This could cause your build to start failing if the buildSrc build or an included build suddenly found an unexpected or incompatible value for a property coming from the project root gradle.properties file.

The regression has been fixed in Gradle 6.2.2.

Deprecations

There were no deprecations between Gradle 6.1 and 6.2.

Upgrading from 6.0 and earlier

Deprecations

Querying a mapped output property of a task before the task has completed

Querying the value of a mapped output property before the task has completed can cause strange build failures because it indicates stale or non-existent outputs may be used by mistake. This behavior is deprecated and will emit a deprecation warning. This will become an error in Gradle 7.0.

The following example demonstrates this problem where the Producer’s output file is parsed before the Producer executes:

class Consumer extends DefaultTask {
    @Input
    final Property<Integer> threadPoolSize = ...
}

class Producer extends DefaultTask {
    @OutputFile
    final RegularFileProperty outputFile = ...
}

// threadPoolSize is read from the producer's outputFile
consumer.threadPoolSize = producer.outputFile.map { it.text.toInteger() }

// Emits deprecation warning
println("thread pool size = " + consumer.threadPoolSize.get())

Querying the value of consumer.threadPoolSize will produce a deprecation warning if done prior to producer completing, as the output file has not yet been generated.

Discontinued methods

The following methods have been discontinued and should no longer be used. They will be removed in Gradle 7.0.

  • BasePluginConvention.setProject(ProjectInternal)

  • BasePluginConvention.getProject()

  • StartParameter.useEmptySettings()

  • StartParameter.isUseEmptySettings()

Alternative JVM plugins (a.k.a "Software Model")

A set of alternative plugins for Java and Scala development were introduced in Gradle 2.x as an experiment based on the "software model". These plugins are now deprecated and will eventually be removed. If you are still using one of these old plugins (java-lang, scala-lang, jvm-component, jvm-resources, junit-test-suite) please consult the documentation on Building Java & JVM projects to determine which of the stable JVM plugins are appropriate for your project.

Potential breaking changes

ProjectLayout is no longer available to worker actions as a service

In Gradle 6.0, the ProjectLayout service was made available to worker actions via service injection. This service allowed for mutable state to leak into a worker action and introduced a way for dependencies to go undeclared in the worker action.

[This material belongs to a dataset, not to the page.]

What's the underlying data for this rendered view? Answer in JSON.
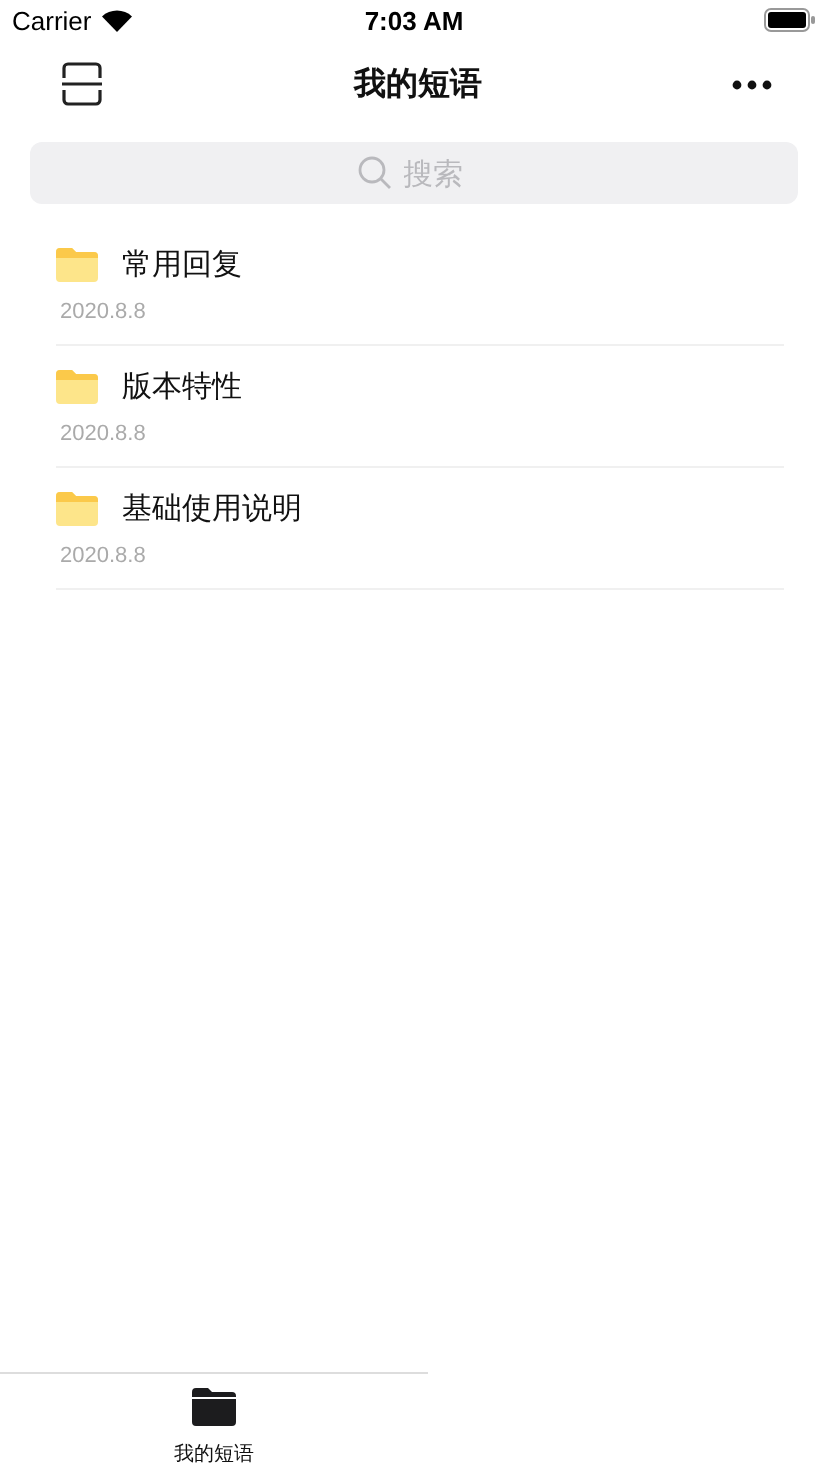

ProjectLayout has been removed from the available services. Worker actions that were using ProjectLayout should switch to injecting the projectDirectory or buildDirectory as a parameter instead.

Updates to default tool integration versions

Publishing Spring Boot applications

Starting from Gradle 6.2, Gradle performs a sanity check before uploading, to make sure you don’t upload stale files (files produced by another build). This introduces a problem with Spring Boot applications which are uploaded using the components.java component:

Artifact my-application-0.0.1-SNAPSHOT.jar wasn't produced by this build.

This is caused by the fact that the main jar task is disabled by the Spring Boot application, and the component expects it to be present. Because the bootJar task uses the same file as the main jar task by default, previous releases of Gradle would either:

  • publish a stale bootJar artifact

  • or fail if the bootJar task hasn’t been called previously

A workaround is to tell Gradle what to upload. If you want to upload the bootJar, then you need to configure the outgoing configurations to do this:

configurations {
   [apiElements, runtimeElements].each {
       it.outgoing.artifacts.removeIf { it.buildDependencies.getDependencies(null).contains(jar) }
       it.outgoing.artifact(bootJar)
   }
}

Alternatively, you might want to re-enable the jar task, and add the bootJar with a different classifier.

jar {
   enabled = true
}

bootJar {
   classifier = 'application'
}